I was diagnosed with Chronic Lymphocytic Leukaemia in February 2008. The cancer was identified following routine blood tests before a spinal surgery. My first reaction was of shock, followed quickly by false bravado which masked a severe depression. I’ve since discovered that this is common in newly-diagnosed cancer patients. Around Christmas 2008 I began passing a lot of blood in my urine and had considerable pain in my right side. But I put it down to a kidney stone. When this was investigated it was discovered (2009) that I had a tumour in my right kidney (transitional cell carcinoma) and needed an urgent Nephro-ureterectomy (removal of kidney, ureter and bladder cuff).
Unfortunately, with TCC there is very likely that it’ll return in the bladder or remaining kidney. However, I have an excellent Macmillan urology nurse specialist (Patricia Thompson at Ulster Hospital, Belfast) and I am screened regularly (including the highly unpleasant flexible cystoscopy!) to keep an eye on things.
I suppose I have settled down towards a more accepting state of mind regarding both cancers. The leukaemia is incurable but my last haematology check-up indicated that it is still progressing slowly though steadily. For me the worst part was having to tell my children. I lost my father to cancer when I was twelve and will never forget the feeling of desolation and horror I experienced when he told me the bad news.
There are days when I am so tired I wonder if it’s worth going on. But I'm stubborn and a wide streak of black humour gets me through.

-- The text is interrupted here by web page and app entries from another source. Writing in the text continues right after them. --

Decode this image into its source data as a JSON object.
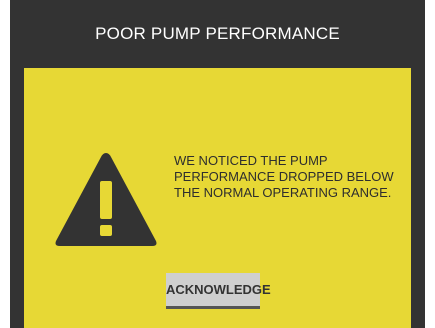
{
  "dialog": {
    "title": "POOR PUMP PERFORMANCE",
    "message": "WE NOTICED THE PUMP\nPERFORMANCE DROPPED BELOW\nTHE NORMAL OPERATING RANGE.",
    "icon": "warning-triangle-icon",
    "acknowledge_label": "ACKNOWLEDGE"
  },
  "colors": {
    "frame": "#333333",
    "panel": "#e7d835",
    "button": "#cfcfcf",
    "title_text": "#ffffff"
  }
}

On the positive side I've met some wonderful, caring and inspirational people along the way.